Also accused is Gabriel Alexander Pérez Vizcaíno, aka Bone, whom they say was hired by someone who is in prison on unrelated charges to be the liaison between the hit men and the person who paid them. Authorities say Pérez shared a picture of the target as he met the other suspects at a nearby gas station just minutes before the shooting, although they have not specified who was depicted in the picture.
They said Pérez then sold the cell phone used to plan the attack and to distribute a picture of the target to a woman for $180 so he could get rid of the evidence a day after the shooting.
Police are still looking for at least three other suspects: a woman known as The Venezuelan or Red; Luis Alfredo Rivas Clase, aka The Surgeon, who is wanted for a 2018 shooting in Reading, Pennsylvania, and is believed to driving the other used to stalk Ortiz; and Alberto Miguel Rodríguez Mota, whom authorities believe paid the hit men.

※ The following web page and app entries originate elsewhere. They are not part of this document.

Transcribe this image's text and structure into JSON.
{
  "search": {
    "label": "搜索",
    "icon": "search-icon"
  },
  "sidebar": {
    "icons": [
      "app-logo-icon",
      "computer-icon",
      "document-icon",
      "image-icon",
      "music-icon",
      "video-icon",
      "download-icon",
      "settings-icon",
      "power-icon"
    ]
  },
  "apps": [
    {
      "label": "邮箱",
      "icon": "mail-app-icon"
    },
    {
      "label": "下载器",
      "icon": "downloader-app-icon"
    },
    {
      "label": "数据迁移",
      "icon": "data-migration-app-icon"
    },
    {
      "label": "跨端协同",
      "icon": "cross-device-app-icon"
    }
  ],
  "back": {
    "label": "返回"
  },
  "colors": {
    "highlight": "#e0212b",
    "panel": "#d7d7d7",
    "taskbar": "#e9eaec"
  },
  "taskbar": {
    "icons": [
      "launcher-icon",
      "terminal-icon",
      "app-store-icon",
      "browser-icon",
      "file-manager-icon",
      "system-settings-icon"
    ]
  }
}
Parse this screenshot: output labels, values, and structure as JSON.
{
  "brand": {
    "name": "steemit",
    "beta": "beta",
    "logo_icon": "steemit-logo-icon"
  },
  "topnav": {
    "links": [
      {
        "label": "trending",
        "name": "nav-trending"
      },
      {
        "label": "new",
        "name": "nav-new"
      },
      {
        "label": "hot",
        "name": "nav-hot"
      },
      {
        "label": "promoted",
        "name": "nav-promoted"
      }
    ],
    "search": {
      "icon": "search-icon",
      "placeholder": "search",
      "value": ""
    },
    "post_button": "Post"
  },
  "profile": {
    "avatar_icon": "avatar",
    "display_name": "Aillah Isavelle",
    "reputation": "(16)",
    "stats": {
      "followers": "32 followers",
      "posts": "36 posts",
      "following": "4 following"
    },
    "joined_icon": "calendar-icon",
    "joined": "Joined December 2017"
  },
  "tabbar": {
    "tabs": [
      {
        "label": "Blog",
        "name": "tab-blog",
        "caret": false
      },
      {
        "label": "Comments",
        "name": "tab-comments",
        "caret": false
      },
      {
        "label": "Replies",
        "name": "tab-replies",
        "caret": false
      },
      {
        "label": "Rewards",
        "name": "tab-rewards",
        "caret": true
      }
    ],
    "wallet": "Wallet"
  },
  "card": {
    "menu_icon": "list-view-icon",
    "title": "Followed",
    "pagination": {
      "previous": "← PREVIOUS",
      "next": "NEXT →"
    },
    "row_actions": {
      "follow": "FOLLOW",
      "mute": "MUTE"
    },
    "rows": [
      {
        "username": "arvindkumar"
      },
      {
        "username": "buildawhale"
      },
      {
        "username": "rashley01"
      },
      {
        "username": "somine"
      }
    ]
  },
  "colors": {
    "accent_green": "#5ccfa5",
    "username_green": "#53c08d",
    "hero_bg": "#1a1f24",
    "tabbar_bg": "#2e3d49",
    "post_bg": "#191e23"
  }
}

Authorities have said coordinator of attack was offered 400,000 Dominican pesos, or about $7,800.
Wednesday's announcement came as Ortiz recovers at Massachusetts General Hospital. Doctors in the Dominican Republic removed his gallbladder and part of his intestine before he was wheeled into an air ambulance sent by the Red Sox and flown to Boston.
Ortiz led the Red Sox to three World Series championships, was a 10-time All-Star and hit 541 home runs. The Red Sox retired his number, 34, in 2017, and he has a bridge and a stretch of road outside Fenway Park named after him. He has a home in Weston, on the outskirts of Boston, that he shared with his wife and three children before putting it up for sale.
Although he lives in Boston, the 43-year-old visits the Dominican Republic several times a year. His father and sister live in Santo Domingo.